### The problem:
Restate all the data word for word, leaving nothing out.
--------------------------------
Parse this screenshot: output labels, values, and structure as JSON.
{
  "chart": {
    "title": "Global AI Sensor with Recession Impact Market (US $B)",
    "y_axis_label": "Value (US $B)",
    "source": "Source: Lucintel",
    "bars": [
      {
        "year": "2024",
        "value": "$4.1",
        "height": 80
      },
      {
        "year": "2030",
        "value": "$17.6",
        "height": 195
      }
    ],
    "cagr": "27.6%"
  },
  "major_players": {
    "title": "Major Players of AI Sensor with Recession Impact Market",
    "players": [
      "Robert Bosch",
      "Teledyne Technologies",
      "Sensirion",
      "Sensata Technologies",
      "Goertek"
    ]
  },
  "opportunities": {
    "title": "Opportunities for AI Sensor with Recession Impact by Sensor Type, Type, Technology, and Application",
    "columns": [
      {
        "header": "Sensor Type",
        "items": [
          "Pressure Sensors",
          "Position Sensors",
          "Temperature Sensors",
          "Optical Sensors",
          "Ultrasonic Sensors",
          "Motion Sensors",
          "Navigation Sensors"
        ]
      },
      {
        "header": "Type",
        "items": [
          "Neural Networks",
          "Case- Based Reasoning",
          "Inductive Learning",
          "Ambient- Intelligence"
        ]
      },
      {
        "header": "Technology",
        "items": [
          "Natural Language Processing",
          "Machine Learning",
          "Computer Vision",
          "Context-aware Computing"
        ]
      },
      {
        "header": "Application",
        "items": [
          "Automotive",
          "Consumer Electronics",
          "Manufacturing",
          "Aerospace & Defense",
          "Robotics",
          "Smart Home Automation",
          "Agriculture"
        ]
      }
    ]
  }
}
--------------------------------
### Task result:
Parse this screenshot: output labels, values, and structure as JSON.
{
  "chart": {
    "title": "Global AI Sensor with Recession Impact Market (US $B)",
    "y_axis_label": "Value (US $B)",
    "source": "Source: Lucintel",
    "bars": [
      {
        "year": "2024",
        "value": "$4.1",
        "height": 80
      },
      {
        "year": "2030",
        "value": "$17.6",
        "height": 195
      }
    ],
    "cagr": "27.6%"
  },
  "major_players": {
    "title": "Major Players of AI Sensor with Recession Impact Market",
    "players": [
      "Robert Bosch",
      "Teledyne Technologies",
      "Sensirion",
      "Sensata Technologies",
      "Goertek"
    ]
  },
  "opportunities": {
    "title": "Opportunities for AI Sensor with Recession Impact by Sensor Type, Type, Technology, and Application",
    "columns": [
      {
        "header": "Sensor Type",
        "items": [
          "Pressure Sensors",
          "Position Sensors",
          "Temperature Sensors",
          "Optical Sensors",
          "Ultrasonic Sensors",
          "Motion Sensors",
          "Navigation Sensors"
        ]
      },
      {
        "header": "Type",
        "items": [
          "Neural Networks",
          "Case- Based Reasoning",
          "Inductive Learning",
          "Ambient- Intelligence"
        ]
      },
      {
        "header": "Technology",
        "items": [
          "Natural Language Processing",
          "Machine Learning",
          "Computer Vision",
          "Context-aware Computing"
        ]
      },
      {
        "header": "Application",
        "items": [
          "Automotive",
          "Consumer Electronics",
          "Manufacturing",
          "Aerospace & Defense",
          "Robotics",
          "Smart Home Automation",
          "Agriculture"
        ]
      }
    ]
  }
}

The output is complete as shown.